* Try it *
Restate all the data word for word, leaving nothing out.

[Data records]

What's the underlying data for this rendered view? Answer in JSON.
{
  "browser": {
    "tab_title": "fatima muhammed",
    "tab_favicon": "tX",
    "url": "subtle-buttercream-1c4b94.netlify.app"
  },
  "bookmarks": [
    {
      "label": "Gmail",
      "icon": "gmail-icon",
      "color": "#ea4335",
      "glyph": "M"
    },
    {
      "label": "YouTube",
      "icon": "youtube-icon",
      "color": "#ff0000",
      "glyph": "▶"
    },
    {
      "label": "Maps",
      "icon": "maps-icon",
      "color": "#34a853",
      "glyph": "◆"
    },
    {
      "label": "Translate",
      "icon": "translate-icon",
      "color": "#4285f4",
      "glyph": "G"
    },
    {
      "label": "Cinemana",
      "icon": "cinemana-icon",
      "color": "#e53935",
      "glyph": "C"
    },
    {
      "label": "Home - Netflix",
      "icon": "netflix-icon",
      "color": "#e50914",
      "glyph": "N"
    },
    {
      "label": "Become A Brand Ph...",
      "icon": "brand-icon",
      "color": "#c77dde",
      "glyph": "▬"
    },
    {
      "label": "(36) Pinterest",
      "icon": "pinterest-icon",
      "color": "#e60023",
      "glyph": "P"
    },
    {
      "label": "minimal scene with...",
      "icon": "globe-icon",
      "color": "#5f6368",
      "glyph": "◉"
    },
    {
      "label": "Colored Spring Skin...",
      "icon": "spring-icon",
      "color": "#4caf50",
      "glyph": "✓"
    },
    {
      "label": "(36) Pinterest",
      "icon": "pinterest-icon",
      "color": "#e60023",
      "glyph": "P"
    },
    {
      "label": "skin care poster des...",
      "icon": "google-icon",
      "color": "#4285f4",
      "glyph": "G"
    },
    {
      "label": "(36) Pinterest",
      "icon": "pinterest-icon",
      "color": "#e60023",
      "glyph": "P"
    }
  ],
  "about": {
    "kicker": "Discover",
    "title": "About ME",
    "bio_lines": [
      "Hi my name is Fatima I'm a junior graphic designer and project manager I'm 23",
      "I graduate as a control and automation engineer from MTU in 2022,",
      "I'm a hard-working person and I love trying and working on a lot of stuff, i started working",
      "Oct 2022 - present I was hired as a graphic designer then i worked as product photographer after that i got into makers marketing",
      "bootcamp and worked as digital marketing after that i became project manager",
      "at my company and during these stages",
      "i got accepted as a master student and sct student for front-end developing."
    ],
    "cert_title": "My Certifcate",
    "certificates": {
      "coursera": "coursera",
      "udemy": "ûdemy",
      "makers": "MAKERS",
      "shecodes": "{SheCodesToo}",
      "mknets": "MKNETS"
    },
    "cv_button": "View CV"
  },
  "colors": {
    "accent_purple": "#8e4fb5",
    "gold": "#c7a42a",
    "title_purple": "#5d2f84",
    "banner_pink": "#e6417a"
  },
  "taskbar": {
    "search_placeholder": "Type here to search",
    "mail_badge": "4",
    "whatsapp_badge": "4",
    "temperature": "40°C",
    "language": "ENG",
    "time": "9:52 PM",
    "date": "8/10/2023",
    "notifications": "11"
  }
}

* Written solution *
What's the underlying data for this rendered view? Answer in JSON.
{
  "browser": {
    "tab_title": "fatima muhammed",
    "tab_favicon": "tX",
    "url": "subtle-buttercream-1c4b94.netlify.app"
  },
  "bookmarks": [
    {
      "label": "Gmail",
      "icon": "gmail-icon",
      "color": "#ea4335",
      "glyph": "M"
    },
    {
      "label": "YouTube",
      "icon": "youtube-icon",
      "color": "#ff0000",
      "glyph": "▶"
    },
    {
      "label": "Maps",
      "icon": "maps-icon",
      "color": "#34a853",
      "glyph": "◆"
    },
    {
      "label": "Translate",
      "icon": "translate-icon",
      "color": "#4285f4",
      "glyph": "G"
    },
    {
      "label": "Cinemana",
      "icon": "cinemana-icon",
      "color": "#e53935",
      "glyph": "C"
    },
    {
      "label": "Home - Netflix",
      "icon": "netflix-icon",
      "color": "#e50914",
      "glyph": "N"
    },
    {
      "label": "Become A Brand Ph...",
      "icon": "brand-icon",
      "color": "#c77dde",
      "glyph": "▬"
    },
    {
      "label": "(36) Pinterest",
      "icon": "pinterest-icon",
      "color": "#e60023",
      "glyph": "P"
    },
    {
      "label": "minimal scene with...",
      "icon": "globe-icon",
      "color": "#5f6368",
      "glyph": "◉"
    },
    {
      "label": "Colored Spring Skin...",
      "icon": "spring-icon",
      "color": "#4caf50",
      "glyph": "✓"
    },
    {
      "label": "(36) Pinterest",
      "icon": "pinterest-icon",
      "color": "#e60023",
      "glyph": "P"
    },
    {
      "label": "skin care poster des...",
      "icon": "google-icon",
      "color": "#4285f4",
      "glyph": "G"
    },
    {
      "label": "(36) Pinterest",
      "icon": "pinterest-icon",
      "color": "#e60023",
      "glyph": "P"
    }
  ],
  "about": {
    "kicker": "Discover",
    "title": "About ME",
    "bio_lines": [
      "Hi my name is Fatima I'm a junior graphic designer and project manager I'm 23",
      "I graduate as a control and automation engineer from MTU in 2022,",
      "I'm a hard-working person and I love trying and working on a lot of stuff, i started working",
      "Oct 2022 - present I was hired as a graphic designer then i worked as product photographer after that i got into makers marketing",
      "bootcamp and worked as digital marketing after that i became project manager",
      "at my company and during these stages",
      "i got accepted as a master student and sct student for front-end developing."
    ],
    "cert_title": "My Certifcate",
    "certificates": {
      "coursera": "coursera",
      "udemy": "ûdemy",
      "makers": "MAKERS",
      "shecodes": "{SheCodesToo}",
      "mknets": "MKNETS"
    },
    "cv_button": "View CV"
  },
  "colors": {
    "accent_purple": "#8e4fb5",
    "gold": "#c7a42a",
    "title_purple": "#5d2f84",
    "banner_pink": "#e6417a"
  },
  "taskbar": {
    "search_placeholder": "Type here to search",
    "mail_badge": "4",
    "whatsapp_badge": "4",
    "temperature": "40°C",
    "language": "ENG",
    "time": "9:52 PM",
    "date": "8/10/2023",
    "notifications": "11"
  }
}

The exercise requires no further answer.